Case in the News

Different states

Crain's Cleveland Business, May 11, 2009
It's Pittsburgh vs. Cleveland, and in the competition to prevent foreclosures, Pittsburgh wins by a mile. Researchers with the Federal Reserve Bank of Cleveland say the city to the southeast has done a far better job of keeping people in their homes than our town. Claudia Coulton, co-director of the Center on Urban Poverty & Community Development and professor of urban research and social change at the Mandel School of Applied Social Sciences at Case Western Reserve University, comments.

Smart manufacturers are gearing up for a turnaround in the economy

The Plain Dealer, May 10, 2009
Federal Reserve Chair Ben Bernanke's assessment last week that the economy should start growing again later this year was a wake-up call for manufacturers and suppliers. Susan Helper, a manufacturing expert and professor at Case Western Reserve University's Weatherhead School of Management, comments.

Conversations with Kathleen Dunn

Wisconsin Public Radio, May 6, 2009
Alexander Lamis, associate professor of political science at Case Western Reserve University, was a recent guest on the Conversations with Kathleen Dunn radio program.

EPA decision threatens chemical industry

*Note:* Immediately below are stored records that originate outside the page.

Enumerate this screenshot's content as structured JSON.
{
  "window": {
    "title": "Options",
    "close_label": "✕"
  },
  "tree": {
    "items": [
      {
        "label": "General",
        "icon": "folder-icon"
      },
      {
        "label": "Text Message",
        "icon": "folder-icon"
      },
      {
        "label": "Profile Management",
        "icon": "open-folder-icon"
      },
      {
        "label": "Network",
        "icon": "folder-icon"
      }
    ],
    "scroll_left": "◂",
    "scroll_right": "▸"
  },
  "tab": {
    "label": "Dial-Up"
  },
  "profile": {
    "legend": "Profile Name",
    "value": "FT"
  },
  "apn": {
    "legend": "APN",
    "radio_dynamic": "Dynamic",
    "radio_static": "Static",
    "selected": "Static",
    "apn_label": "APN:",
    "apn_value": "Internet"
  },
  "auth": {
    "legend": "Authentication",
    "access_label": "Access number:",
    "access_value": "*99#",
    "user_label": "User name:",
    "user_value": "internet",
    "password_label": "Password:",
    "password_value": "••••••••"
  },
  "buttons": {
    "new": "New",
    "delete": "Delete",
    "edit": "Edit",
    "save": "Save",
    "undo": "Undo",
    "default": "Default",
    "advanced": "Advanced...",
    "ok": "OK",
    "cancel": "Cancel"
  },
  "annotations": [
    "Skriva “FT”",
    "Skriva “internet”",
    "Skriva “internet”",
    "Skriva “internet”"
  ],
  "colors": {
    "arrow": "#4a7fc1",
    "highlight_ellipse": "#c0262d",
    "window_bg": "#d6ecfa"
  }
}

Chemistry World, April 24, 2009
Chemical facilities could face burdensome permits and pricey construction requirements following the U.S. Environmental Protection Agency's preliminary determination that greenhouse gas emissions endanger human health and welfare. Jonathan Adler, professor of law at Case Western Reserve University, comments.

Higher Ed News

Volunteer days engage scattered alumni

USA TODAY, May 8, 2009
Alumni service days are fast becoming a rite of spring for colleges and their graduates across the country. At least 10 schools have launched such days in the past two years and plan annual events. Service-day activities vary according to local needs.